*** Block opens ***

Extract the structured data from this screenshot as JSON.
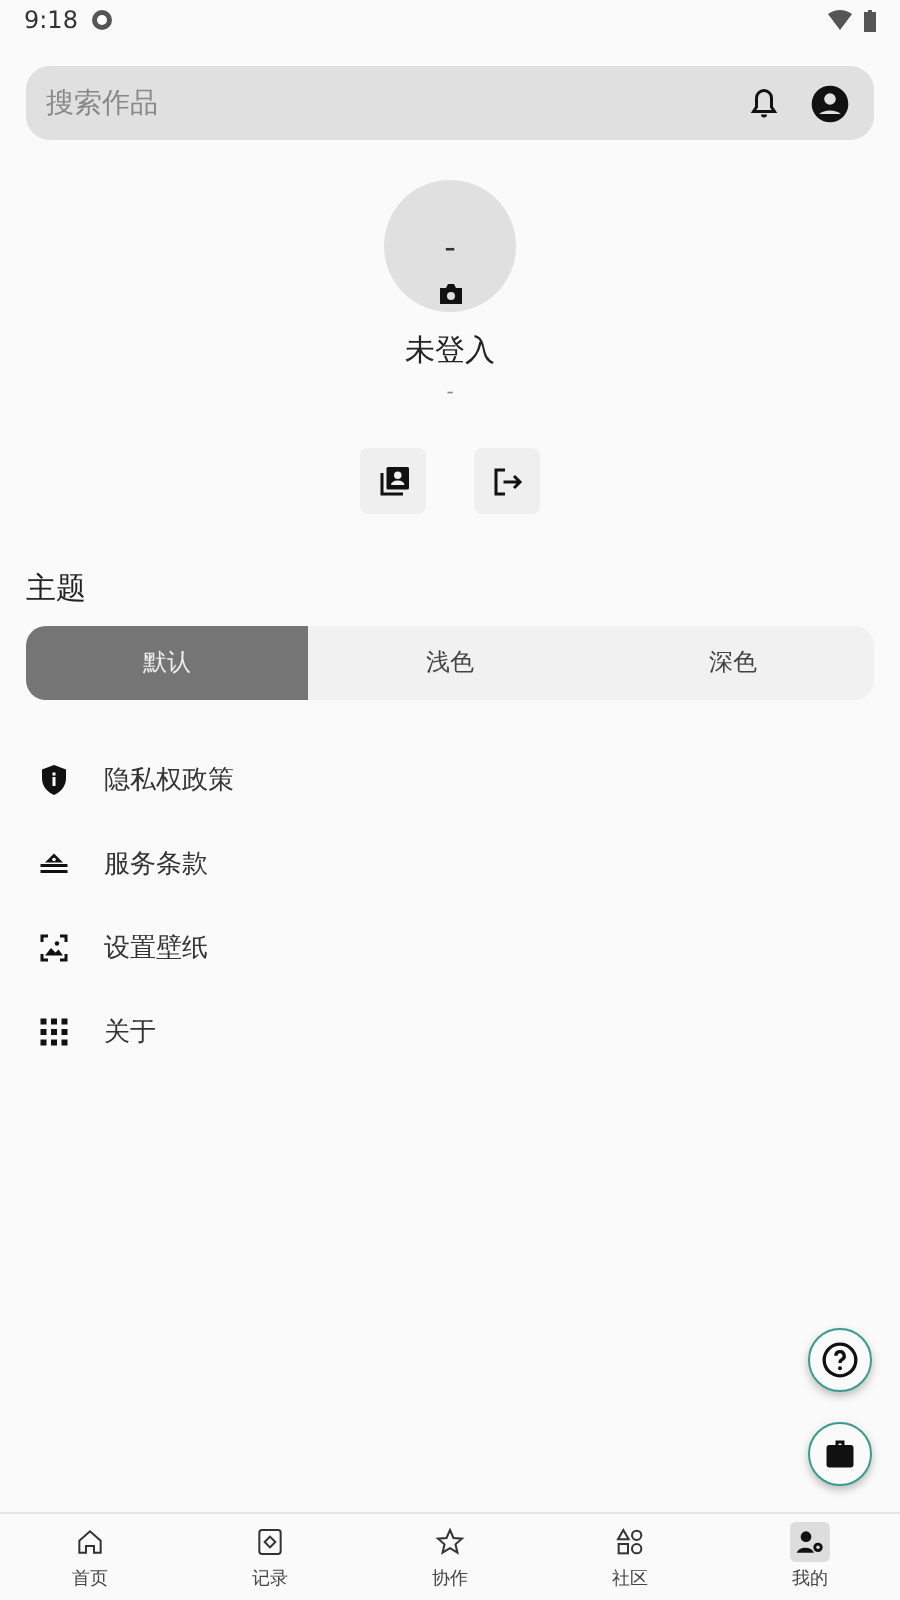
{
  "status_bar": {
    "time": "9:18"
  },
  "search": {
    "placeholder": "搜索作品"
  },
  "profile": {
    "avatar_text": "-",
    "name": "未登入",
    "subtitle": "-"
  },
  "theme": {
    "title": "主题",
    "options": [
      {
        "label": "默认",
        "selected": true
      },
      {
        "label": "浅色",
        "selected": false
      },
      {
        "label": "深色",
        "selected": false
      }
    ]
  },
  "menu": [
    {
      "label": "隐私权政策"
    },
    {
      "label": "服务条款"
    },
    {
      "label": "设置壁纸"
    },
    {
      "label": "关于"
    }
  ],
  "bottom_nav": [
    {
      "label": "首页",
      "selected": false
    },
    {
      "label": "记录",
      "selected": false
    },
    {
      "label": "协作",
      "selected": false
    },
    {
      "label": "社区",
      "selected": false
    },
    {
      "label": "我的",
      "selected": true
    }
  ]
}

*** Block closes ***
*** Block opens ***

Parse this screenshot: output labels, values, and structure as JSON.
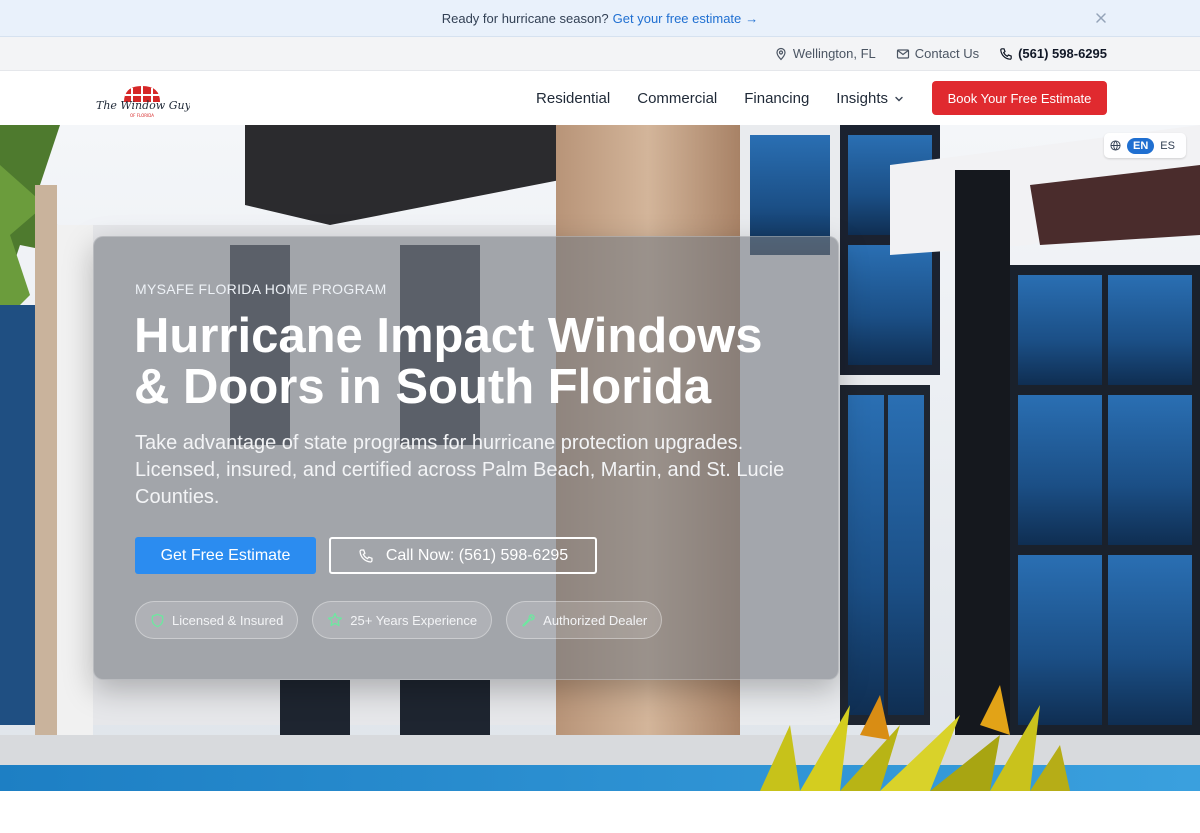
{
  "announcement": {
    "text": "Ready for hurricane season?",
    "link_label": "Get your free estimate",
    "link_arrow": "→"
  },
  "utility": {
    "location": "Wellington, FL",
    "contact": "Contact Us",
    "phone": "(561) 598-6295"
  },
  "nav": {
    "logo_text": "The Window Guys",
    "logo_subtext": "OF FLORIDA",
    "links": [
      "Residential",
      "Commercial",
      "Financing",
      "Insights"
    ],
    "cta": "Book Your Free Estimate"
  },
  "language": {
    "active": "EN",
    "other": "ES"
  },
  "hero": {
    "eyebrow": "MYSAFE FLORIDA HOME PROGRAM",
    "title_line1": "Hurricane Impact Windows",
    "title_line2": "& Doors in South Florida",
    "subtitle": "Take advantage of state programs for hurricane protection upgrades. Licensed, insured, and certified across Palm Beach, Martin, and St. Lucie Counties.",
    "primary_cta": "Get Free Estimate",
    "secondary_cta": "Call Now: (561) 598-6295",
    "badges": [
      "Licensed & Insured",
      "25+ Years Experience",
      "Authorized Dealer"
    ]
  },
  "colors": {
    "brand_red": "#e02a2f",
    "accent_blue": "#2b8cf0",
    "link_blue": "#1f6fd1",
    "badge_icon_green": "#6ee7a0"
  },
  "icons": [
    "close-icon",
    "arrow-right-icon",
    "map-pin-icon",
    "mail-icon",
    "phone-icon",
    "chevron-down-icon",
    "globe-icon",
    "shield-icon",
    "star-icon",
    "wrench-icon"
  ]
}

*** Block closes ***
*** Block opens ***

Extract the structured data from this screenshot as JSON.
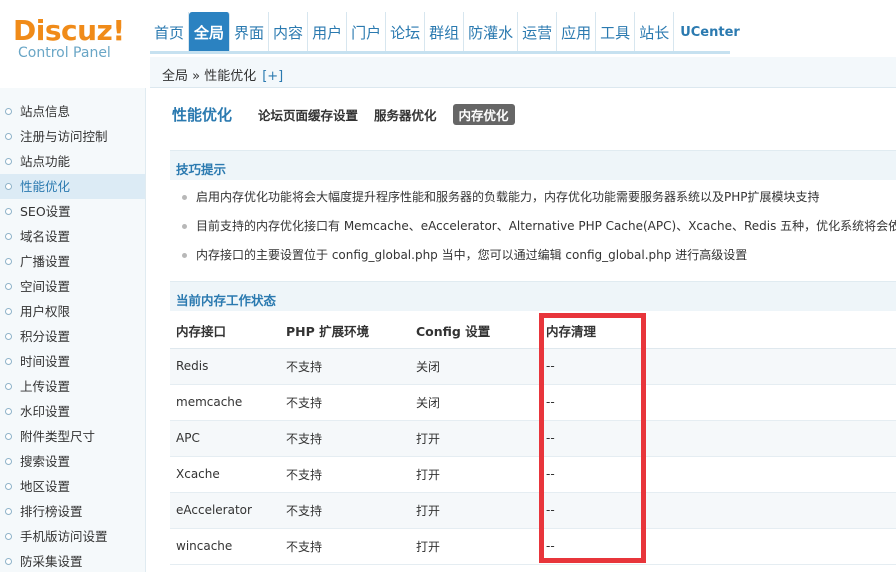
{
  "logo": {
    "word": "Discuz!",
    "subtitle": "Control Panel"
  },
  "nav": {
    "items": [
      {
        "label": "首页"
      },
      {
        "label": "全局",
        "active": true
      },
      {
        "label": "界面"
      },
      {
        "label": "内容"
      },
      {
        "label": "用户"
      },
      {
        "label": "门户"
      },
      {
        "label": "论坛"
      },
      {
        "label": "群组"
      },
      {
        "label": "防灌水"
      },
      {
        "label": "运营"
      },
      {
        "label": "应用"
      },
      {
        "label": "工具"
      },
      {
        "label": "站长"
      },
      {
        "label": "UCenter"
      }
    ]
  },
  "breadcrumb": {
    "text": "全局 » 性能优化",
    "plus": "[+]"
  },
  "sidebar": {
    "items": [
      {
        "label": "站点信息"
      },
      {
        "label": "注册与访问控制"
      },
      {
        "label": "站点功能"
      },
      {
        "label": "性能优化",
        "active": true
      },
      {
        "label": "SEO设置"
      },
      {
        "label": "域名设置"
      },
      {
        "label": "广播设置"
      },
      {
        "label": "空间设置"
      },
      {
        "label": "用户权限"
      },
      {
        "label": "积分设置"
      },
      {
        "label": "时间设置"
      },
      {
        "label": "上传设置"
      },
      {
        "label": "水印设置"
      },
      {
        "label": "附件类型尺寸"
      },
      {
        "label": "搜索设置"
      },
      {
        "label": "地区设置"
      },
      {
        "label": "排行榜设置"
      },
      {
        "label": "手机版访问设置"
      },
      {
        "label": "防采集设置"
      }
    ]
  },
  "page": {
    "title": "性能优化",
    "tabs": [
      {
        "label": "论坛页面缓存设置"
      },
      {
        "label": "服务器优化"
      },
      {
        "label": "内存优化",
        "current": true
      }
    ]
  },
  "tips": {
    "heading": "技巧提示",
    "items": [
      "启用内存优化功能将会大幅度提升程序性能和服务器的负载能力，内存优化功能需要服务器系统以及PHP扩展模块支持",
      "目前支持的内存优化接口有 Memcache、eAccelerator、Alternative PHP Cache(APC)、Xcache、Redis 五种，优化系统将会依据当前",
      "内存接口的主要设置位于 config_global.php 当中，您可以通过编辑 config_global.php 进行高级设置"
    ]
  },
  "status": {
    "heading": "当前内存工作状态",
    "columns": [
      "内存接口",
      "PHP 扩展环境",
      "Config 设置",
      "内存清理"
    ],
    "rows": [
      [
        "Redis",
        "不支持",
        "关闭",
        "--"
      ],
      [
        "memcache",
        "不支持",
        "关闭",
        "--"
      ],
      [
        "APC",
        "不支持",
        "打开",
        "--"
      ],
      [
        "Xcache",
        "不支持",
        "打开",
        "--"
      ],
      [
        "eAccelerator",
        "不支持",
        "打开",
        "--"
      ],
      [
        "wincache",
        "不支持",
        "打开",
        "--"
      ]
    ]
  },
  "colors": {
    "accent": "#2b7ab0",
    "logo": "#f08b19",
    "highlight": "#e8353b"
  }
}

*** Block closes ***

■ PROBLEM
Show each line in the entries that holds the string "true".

■ YOUR SOLUTION
        "selected": true
      "selected": true
        "active": true
        "active": true
        "current": true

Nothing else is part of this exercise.